▸ Work required:
The entries below must be reproduced exactly; their pictures are not part of the copy.

▸ Data for the task:
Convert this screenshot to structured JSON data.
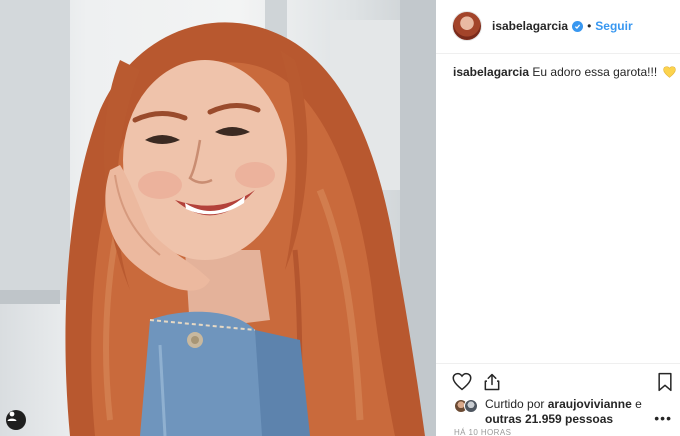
{
  "post": {
    "username": "isabelagarcia",
    "verified_icon": "verified-badge-icon",
    "separator": "•",
    "follow_label": "Seguir",
    "caption_text": "Eu adoro essa garota!!!",
    "caption_emoji": "yellow-heart-icon",
    "likes_prefix": "Curtido por",
    "likes_user": "araujovivianne",
    "likes_conjunction": "e",
    "likes_others": "outras 21.959 pessoas",
    "more_label": "•••",
    "timestamp": "HÁ 10 HORAS"
  },
  "icons": {
    "like": "heart-outline-icon",
    "share": "share-icon",
    "save": "bookmark-icon",
    "account": "user-account-icon"
  },
  "colors": {
    "link_blue": "#3897f0",
    "text": "#262626",
    "muted": "#999999",
    "divider": "#efefef",
    "emoji_yellow": "#fcd34d"
  }
}
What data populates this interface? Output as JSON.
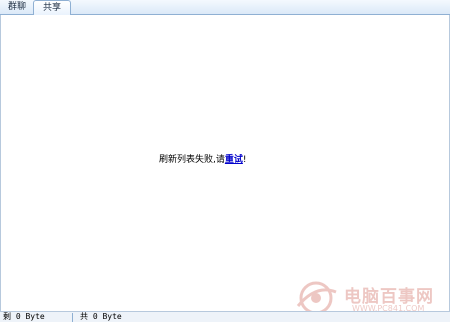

▸ Exercise output:
Convert this screenshot to structured JSON data.
{
  "post": {
    "username": "isabelagarcia",
    "verified_icon": "verified-badge-icon",
    "separator": "•",
    "follow_label": "Seguir",
    "caption_text": "Eu adoro essa garota!!!",
    "caption_emoji": "yellow-heart-icon",
    "likes_prefix": "Curtido por",
    "likes_user": "araujovivianne",
    "likes_conjunction": "e",
    "likes_others": "outras 21.959 pessoas",
    "more_label": "•••",
    "timestamp": "HÁ 10 HORAS"
  },
  "icons": {
    "like": "heart-outline-icon",
    "share": "share-icon",
    "save": "bookmark-icon",
    "account": "user-account-icon"
  },
  "colors": {
    "link_blue": "#3897f0",
    "text": "#262626",
    "muted": "#999999",
    "divider": "#efefef",
    "emoji_yellow": "#fcd34d"
  }
}
What data populates this interface? Output as JSON.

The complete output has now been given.